Dallas Morning News


Not all good popular writing serves as an appealing form of escape from the everyday world. Empty thrillers and fake historical fiction glut the market, as has been true ever since there has been a commercial trade in books, especially fiction.

 However, since World War II, we have been treated to a superior kind of thriller, of the historical variety, with antiheroic overtones and political undertones, just the sort of book fiction addicts like myself crave to carry with us on airplane trips and to stash away at home for those days when we just can’t face up to reading another Serious Novel.

 I’m not sure exactly why this particular offshoot of the mainstream novel has become so popular — we can leave that question to the literary sociologists and historians — but the fact is we’ve got a strong cadre of practitioners who have dedicated their work lives to perfect this form.

 Alan Furst undoubtedly leads the pack. And, pardon the pun, second only to Furst stands Jonathan Rabb, whose trilogy about Germany between the world wars now, with the publication of The Second Son, stands complete.

 The mainstream historical novel usually puts forward a world-historical figure, through whose eyes we view the changing and shifting historical landscape. In the historical spy thriller, which is what we have in Rabb’s work, the main character tends to be an expert, as in a spy or secret agent or, as in Rabb’s case, Nikolai Hoffner, a half-Jewish Berlin homicide inspector, with a dark view of the world and a troubled couple of sons.

His world is the world of Berlin. The first volume of the trilogy, Rosa, opens with an homage to that troubled city: “Berlin in December, to those who know her, is like no other place …” Through Hoffner’s eyes, we view the most turbulent era in modern German history, when political parties took to the streets and murder became part of their practice, and the culture evolved from a young democracy to the beginnings of the vicious fascism that would mark it for all time.

In the second volume, Shadow and Light, Hoffner, whose wife has been murdered and whose sons are estranged from him, works a homicide investigation in the midst of the consolidation of Nazi power and the concomitant rise of the German film industry.

The Second Son completes the 20-year span of the trilogy by carrying us to Spain during its civil war as Hoffner goes on a quest to find his younger son, missing in the turmoil of that war. As in the earlier novels, plot fades and reappears but the atmosphere is everything as Rabb, steeped in the details of the period, brings background into the foreground to give us the feel of life at the time. In a movie, the director can do most of this by means of set decoration and costume. The novelist has to deploy detail at the service of character and plot in such a way as to enhance rather than detract from the forward movement of the story.

Steeped in his research, Rabb works wonders, juggling Nazi sympathizers and anarchists and guilty bystanders and innocent warriors with an alacrity few in his generation can maintain, as in this snapshot moment, in which he has Hoffner observe a cadre of anarchist front-line troops at ease in their camp.
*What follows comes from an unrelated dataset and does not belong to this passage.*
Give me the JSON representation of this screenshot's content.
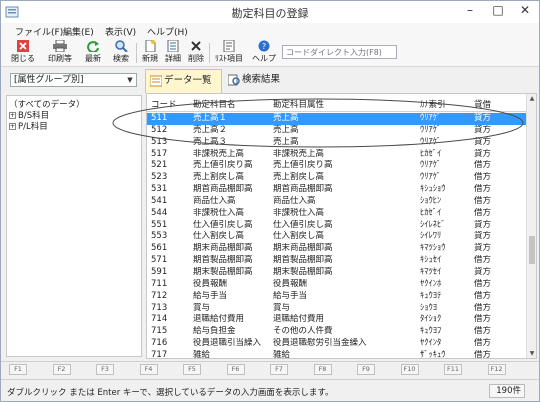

“They each had a rifle slung over a shoulder or a pistol strapped to a belt. There were berets, metal helmets, an airman’s cap that had frayed at the back, but nothing to say they belonged together. They didn’t stand like soldiers. They didn’t smoke like soldiers. But they talked like soldiers — that hushed, half-joking pose of false hope and unexamined fear …”

And standing behind all this, in this volume, is the land itself. Rather than the monument-festooned cityscape of Berlin, here is the rough and beautiful terrain of Spain, in which history and culture seem to be fused with the landscape.

“There is a kind of madness,” Rabb writes, “that lives on the plains of La Mancha. It settles on the mind in the last of the afternoon, when the sun perches between the passing sails of the windmills and seems to wink with every turn of the blade. It isn’t the billowing itself that sparks the delusion — that, they say, requires a nobler kind of madness. … Driving through the heat, Hoffner gazed into the bleached red of the sky, the color of blood mixed with water, although here it was clouds sifting through a dying sun …”

I don’t want to give away the news about the success or failure of Hoffner’s search for his younger son, but in the end, Inspector Hoffner flies off into the oncoming darkness, having accomplished Rabb’s mission, of carrying to completion this engrossing trilogy on his strong shoulders.


Review by Alan Cheuse
© Dallas Morning News 2011